Rural Cambodian villagers have filed a lawsuit against four US and Thai companies, accusing them of trafficking and making them work in forced-labor conditions in a Thai seafood factory.
Their civil complaint filed in California federal court accuses the four companies in a joint venture of violating the Trafficking Victims Protection Act, a US law that aims to prevent human trafficking.
Retailing giant Walmart purchases shrimp and other seafood from the companies, two of which have US offices, according to the complaint.
The five men and two women filing suit in a Los Angeles court claim that after they left their homeland for Thailand, factory managers confiscated their passports and made them work up to six days a week for wages that were less than promised.
Some “were reduced to eating seafood they found washed up on the beach,” the complaint said.
It also added that they were not allowed to retrieve their passports to leave and return home.
“What happened to me was wrong,” said Keo Ratha in a statement accompanying the lawsuit. “I filed this suit so companies would think twice before exploiting trafficked workers in the future.”
The complaint claims the Cambodian workers were victims of involuntary and debt servitude, forced labor and human trafficking in 2010 and 2011.
The named companies include Rubicon Resources, incorporated in Delaware with an office in Culver City, California, and Wales & Co. Universe Ltd., incorporated in Thailand but registered to conduct business in California, the complaint said.
The two Thai companies are Phatthana Seafood and SS Frozen Food. No lawyers were listed in court documents for the defendants.
Walmart did not respond immediately to a request for comment, Rubicon Resources did not answer an email and telephone calls and Wales & Co. Universe could not be reached.
The workers are seeking an unspecified amount of money for unpaid wages, mental anguish, pain and suffering in the suit, filed on Wednesday in US District Court for the Central District of California.
“These are lovely, hard-working and decent people who really deserve better,” their lead attorney Agnieszka Fryszman told the media.
Thailand’s reputation has suffered in recent years after numerous investigations by news organizations and rights groups into human trafficking, slavery and violence in its multi-billion dollar seafood industry. It has vowed to crack down on human trafficking and slavery and recently introduced reforms to its fisheries law.
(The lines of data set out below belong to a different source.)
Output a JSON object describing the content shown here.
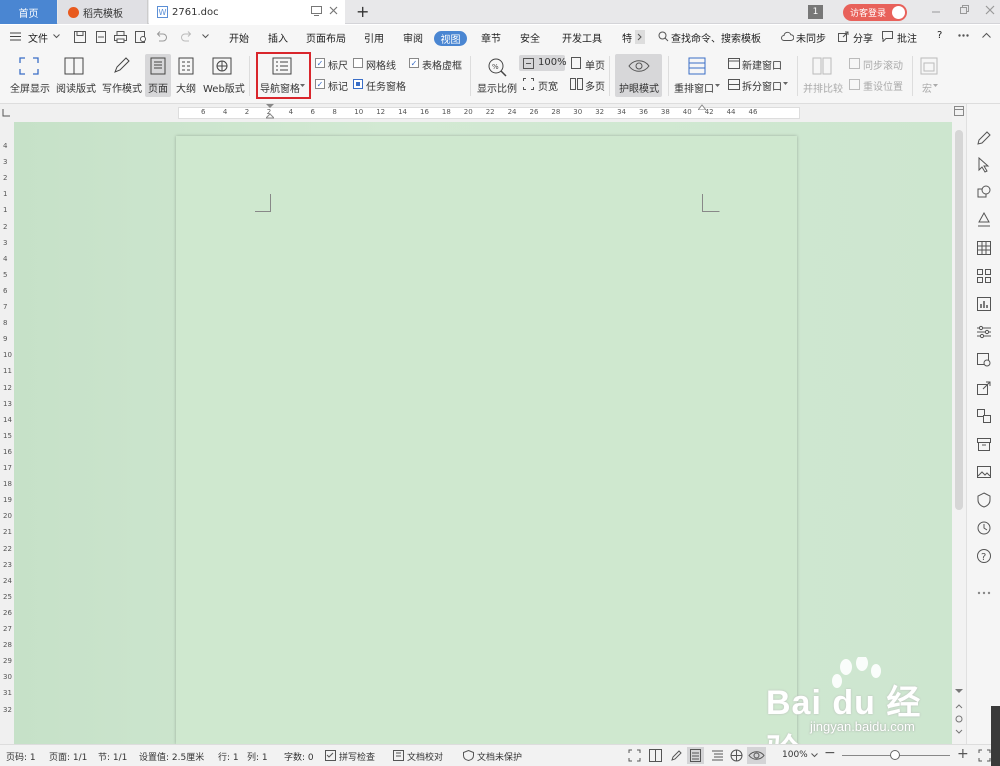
{
  "tabs": {
    "home": "首页",
    "templates": "稻壳模板",
    "document": "2761.doc",
    "new_tab": "+"
  },
  "titlebar": {
    "badge_count": "1",
    "login": "访客登录"
  },
  "menubar": {
    "file": "文件",
    "items": [
      "开始",
      "插入",
      "页面布局",
      "引用",
      "审阅",
      "视图",
      "章节",
      "安全",
      "开发工具",
      "特"
    ],
    "search": "查找命令、搜索模板",
    "sync": "未同步",
    "share": "分享",
    "comment": "批注",
    "help": "?"
  },
  "ribbon": {
    "fullscreen": "全屏显示",
    "read_mode": "阅读版式",
    "write_mode": "写作模式",
    "page": "页面",
    "outline": "大纲",
    "web": "Web版式",
    "nav_pane": "导航窗格",
    "ruler": "标尺",
    "gridlines": "网格线",
    "table_virtual": "表格虚框",
    "marks": "标记",
    "task_pane": "任务窗格",
    "zoom_label": "显示比例",
    "zoom_value": "100%",
    "single_page": "单页",
    "page_width": "页宽",
    "multi_page": "多页",
    "eye_mode": "护眼模式",
    "arrange": "重排窗口",
    "new_window": "新建窗口",
    "split": "拆分窗口",
    "side_by_side": "并排比较",
    "sync_scroll": "同步滚动",
    "reset_pos": "重设位置",
    "macro": "宏"
  },
  "ruler": {
    "h_ticks": [
      "6",
      "4",
      "2",
      "2",
      "4",
      "6",
      "8",
      "10",
      "12",
      "14",
      "16",
      "18",
      "20",
      "22",
      "24",
      "26",
      "28",
      "30",
      "32",
      "34",
      "36",
      "38",
      "40",
      "42",
      "44",
      "46"
    ],
    "v_ticks": [
      "4",
      "3",
      "2",
      "1",
      "1",
      "2",
      "3",
      "4",
      "5",
      "6",
      "7",
      "8",
      "9",
      "10",
      "11",
      "12",
      "13",
      "14",
      "15",
      "16",
      "17",
      "18",
      "19",
      "20",
      "21",
      "22",
      "23",
      "24",
      "25",
      "26",
      "27",
      "28",
      "29",
      "30",
      "31",
      "32"
    ]
  },
  "statusbar": {
    "page_no": "页码: 1",
    "pages": "页面: 1/1",
    "section": "节: 1/1",
    "setting": "设置值: 2.5厘米",
    "row": "行: 1",
    "col": "列: 1",
    "words": "字数: 0",
    "spell": "拼写检查",
    "doc_check": "文档校对",
    "protect": "文档未保护",
    "zoom": "100%",
    "zoom_minus": "−",
    "zoom_plus": "+"
  },
  "watermark": {
    "brand": "Bai du 经验",
    "url": "jingyan.baidu.com"
  },
  "colors": {
    "accent": "#4a86d2",
    "page_bg": "#cfe8cf",
    "highlight_box": "#d9262c",
    "login_btn": "#e8615a"
  }
}
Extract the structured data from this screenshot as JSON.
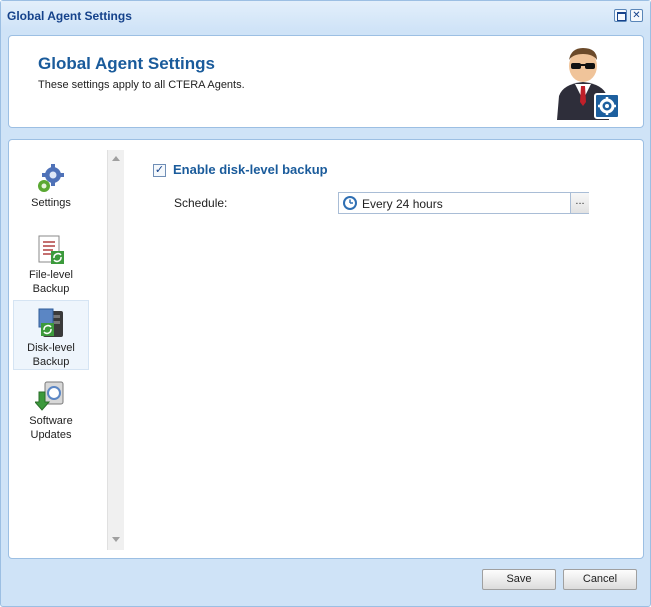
{
  "window": {
    "title": "Global Agent Settings",
    "maximize_icon": "maximize-icon",
    "close_icon": "close-icon",
    "close_glyph": "✕"
  },
  "header": {
    "title": "Global Agent Settings",
    "subtitle": "These settings apply to all CTERA Agents.",
    "avatar_icon": "agent-avatar-icon"
  },
  "nav": {
    "items": [
      {
        "label": "Settings",
        "icon": "gears-icon"
      },
      {
        "label": "File-level Backup",
        "icon": "file-backup-icon"
      },
      {
        "label": "Disk-level Backup",
        "icon": "disk-backup-icon",
        "selected": true
      },
      {
        "label": "Software Updates",
        "icon": "software-update-icon"
      }
    ]
  },
  "content": {
    "enable_checked": true,
    "check_glyph": "✓",
    "enable_label": "Enable disk-level backup",
    "schedule_label": "Schedule:",
    "schedule_value": "Every 24 hours",
    "schedule_icon": "clock-icon",
    "ellipsis_label": "..."
  },
  "footer": {
    "save_label": "Save",
    "cancel_label": "Cancel"
  },
  "colors": {
    "accent": "#1a5b9b",
    "window_bg": "#cfe3f7",
    "title_text": "#15428b"
  }
}
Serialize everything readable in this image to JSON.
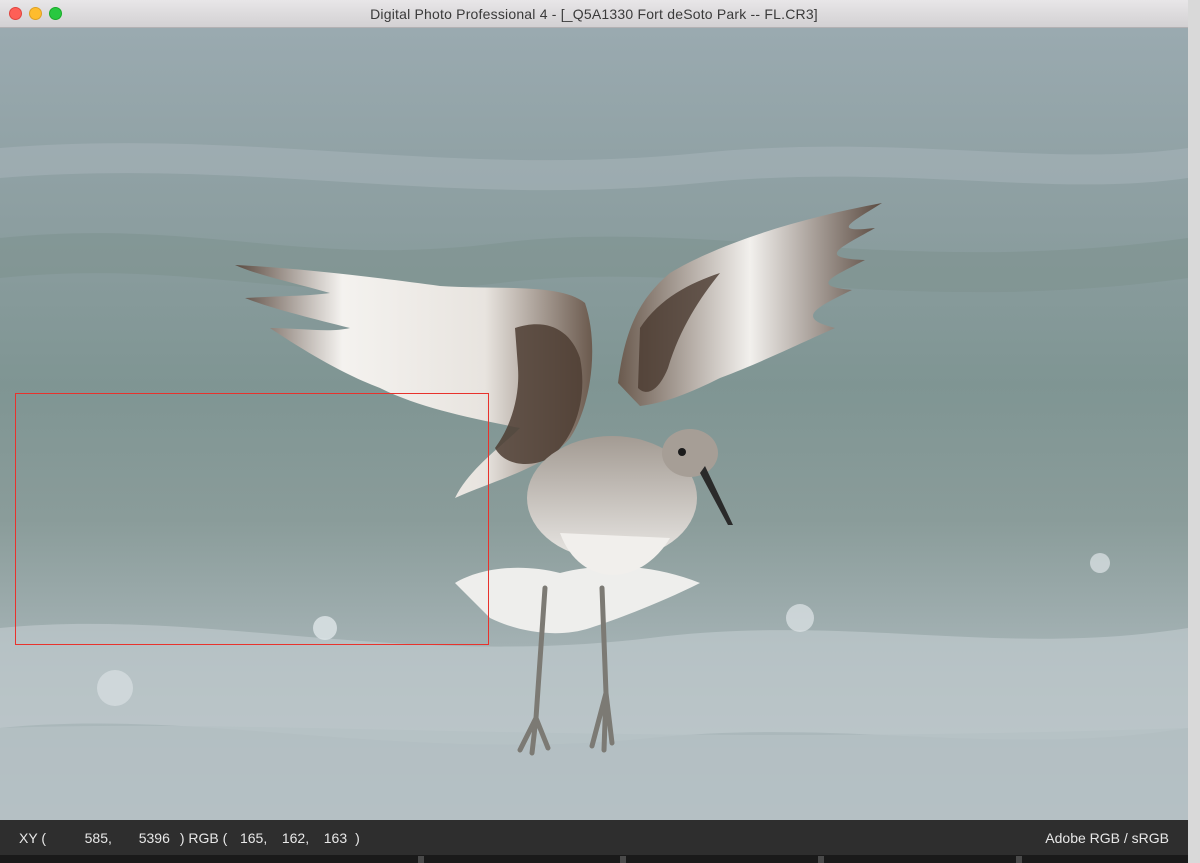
{
  "window": {
    "title": "Digital Photo Professional 4 - [_Q5A1330 Fort deSoto Park -- FL.CR3]"
  },
  "status": {
    "xy_label": "XY (",
    "x": "585",
    "y": "5396",
    "rgb_label": ") RGB (",
    "r": "165",
    "g": "162",
    "b": "163",
    "close_paren": ")",
    "color_space": "Adobe RGB / sRGB"
  },
  "image": {
    "subject": "bird"
  },
  "colors": {
    "selection": "#e8322c",
    "statusbar": "#2e2e2e"
  }
}
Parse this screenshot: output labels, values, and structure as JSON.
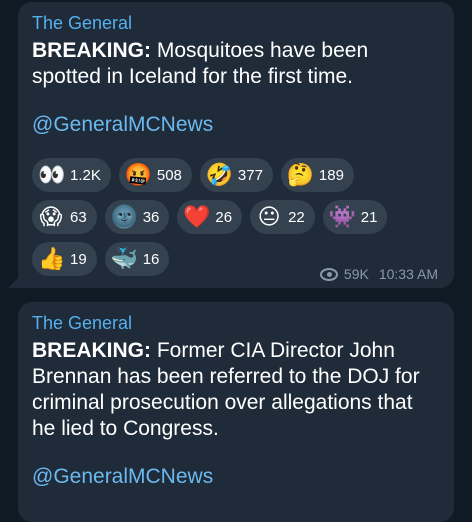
{
  "messages": [
    {
      "sender": "The General",
      "text_bold": "BREAKING:",
      "text": " Mosquitoes have been spotted in Iceland for the first time.",
      "link": "@GeneralMCNews",
      "reactions": [
        [
          {
            "emoji": "👀",
            "icon": "eyes-icon",
            "count": "1.2K"
          },
          {
            "emoji": "🤬",
            "icon": "cursing-face-icon",
            "count": "508"
          },
          {
            "emoji": "🤣",
            "icon": "rofl-icon",
            "count": "377"
          },
          {
            "emoji": "🤔",
            "icon": "thinking-face-icon",
            "count": "189"
          }
        ],
        [
          {
            "emoji": "😱",
            "icon": "screaming-face-icon",
            "count": "63"
          },
          {
            "emoji": "🌚",
            "icon": "new-moon-face-icon",
            "count": "36"
          },
          {
            "emoji": "❤️",
            "icon": "heart-icon",
            "count": "26"
          },
          {
            "emoji": "😐",
            "icon": "neutral-face-icon",
            "count": "22"
          },
          {
            "emoji": "👾",
            "icon": "alien-monster-icon",
            "count": "21"
          }
        ],
        [
          {
            "emoji": "👍",
            "icon": "thumbs-up-icon",
            "count": "19"
          },
          {
            "emoji": "🐳",
            "icon": "whale-icon",
            "count": "16"
          }
        ]
      ],
      "views": "59K",
      "time": "10:33 AM"
    },
    {
      "sender": "The General",
      "text_bold": "BREAKING:",
      "text": " Former CIA Director John Brennan has been referred to the DOJ for criminal prosecution over allegations that he lied to Congress.",
      "link": "@GeneralMCNews"
    }
  ]
}
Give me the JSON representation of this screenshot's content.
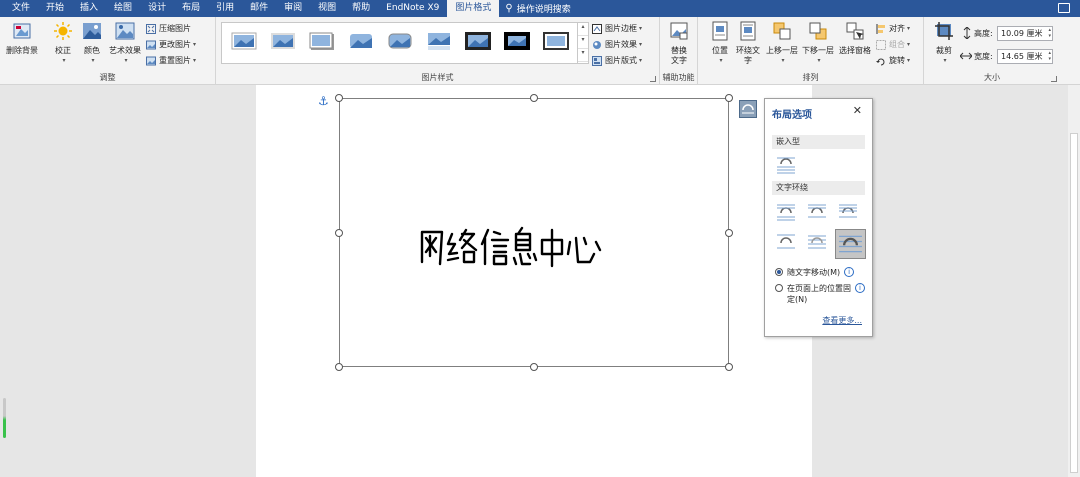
{
  "menu": {
    "tabs": [
      "文件",
      "开始",
      "插入",
      "绘图",
      "设计",
      "布局",
      "引用",
      "邮件",
      "审阅",
      "视图",
      "帮助",
      "EndNote X9",
      "图片格式"
    ],
    "active_tab": "图片格式",
    "tell_me": "操作说明搜索"
  },
  "ribbon": {
    "adjust": {
      "remove_bg": "删除背景",
      "correct": "校正",
      "color": "颜色",
      "artistic": "艺术效果",
      "compress": "压缩图片",
      "change": "更改图片",
      "reset": "重置图片",
      "label": "调整"
    },
    "styles": {
      "border": "图片边框",
      "effects": "图片效果",
      "layout": "图片版式",
      "label": "图片样式"
    },
    "accessibility": {
      "alt_text_line1": "替换",
      "alt_text_line2": "文字",
      "label": "辅助功能"
    },
    "arrange": {
      "position": "位置",
      "wrap_line1": "环绕文",
      "wrap_line2": "字",
      "forward": "上移一层",
      "backward": "下移一层",
      "selection_pane": "选择窗格",
      "align": "对齐",
      "group": "组合",
      "rotate": "旋转",
      "label": "排列"
    },
    "size": {
      "crop": "裁剪",
      "height_label": "高度:",
      "height_value": "10.09 厘米",
      "width_label": "宽度:",
      "width_value": "14.65 厘米",
      "label": "大小"
    }
  },
  "document": {
    "image_text": "网络信息中心"
  },
  "layout_popup": {
    "title": "布局选项",
    "inline_section": "嵌入型",
    "wrap_section": "文字环绕",
    "move_with_text": "随文字移动(M)",
    "fix_position": "在页面上的位置固定(N)",
    "see_more": "查看更多..."
  },
  "colors": {
    "accent": "#2b579a",
    "ribbon_bg": "#f3f3f3",
    "doc_bg": "#e6e6e6"
  }
}
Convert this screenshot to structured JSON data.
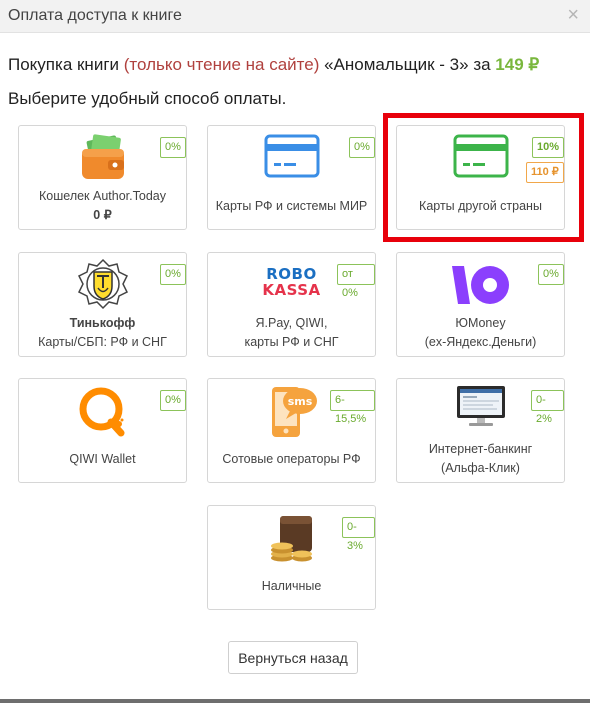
{
  "dialog": {
    "title": "Оплата доступа к книге",
    "close_symbol": "×"
  },
  "purchase": {
    "prefix": "Покупка книги ",
    "mode": "(только чтение на сайте)",
    "book": " «Аномальщик - 3» за ",
    "price": "149 ₽"
  },
  "instruction": "Выберите удобный способ оплаты.",
  "methods": [
    {
      "icon": "wallet-icon",
      "label": "Кошелек Author.Today",
      "balance": "0 ₽",
      "fee": "0%"
    },
    {
      "icon": "bank-card-icon",
      "label": "Карты РФ и системы МИР",
      "fee": "0%"
    },
    {
      "icon": "bank-card-icon",
      "label": "Карты другой страны",
      "fee": "10%",
      "surcharge": "110 ₽",
      "color": "#3cb44a"
    },
    {
      "icon": "tinkoff-logo",
      "name": "Тинькофф",
      "label": "Карты/СБП: РФ и СНГ",
      "fee": "0%"
    },
    {
      "icon": "robokassa-logo",
      "logo_top": "ROBO",
      "logo_bottom": "KASSA",
      "label_line1": "Я.Pay, QIWI,",
      "label_line2": "карты РФ и СНГ",
      "fee": "от 0%"
    },
    {
      "icon": "yoomoney-logo",
      "label_line1": "ЮMoney",
      "label_line2": "(ex-Яндекс.Деньги)",
      "fee": "0%"
    },
    {
      "icon": "qiwi-logo",
      "label": "QIWI Wallet",
      "fee": "0%"
    },
    {
      "icon": "sms-phone-icon",
      "icon_text": "sms",
      "label": "Сотовые операторы РФ",
      "fee": "6-15,5%"
    },
    {
      "icon": "monitor-icon",
      "label_line1": "Интернет-банкинг",
      "label_line2": "(Альфа-Клик)",
      "fee": "0-2%"
    },
    {
      "icon": "cash-wallet-icon",
      "label": "Наличные",
      "fee": "0-3%"
    }
  ],
  "back_button": "Вернуться назад",
  "colors": {
    "accent_green": "#79b73d",
    "highlight_red": "#e8000b",
    "mode_red": "#b0413e",
    "card_blue": "#3a8ee6",
    "yoomoney_purple": "#8b3ffd",
    "qiwi_orange": "#ff8c00"
  }
}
Nearly 21 million people globally are victims of forced labor, an industry that generates $150 billion a year in illegal profits, according to the United Nation’s International Labour Organization (ILO).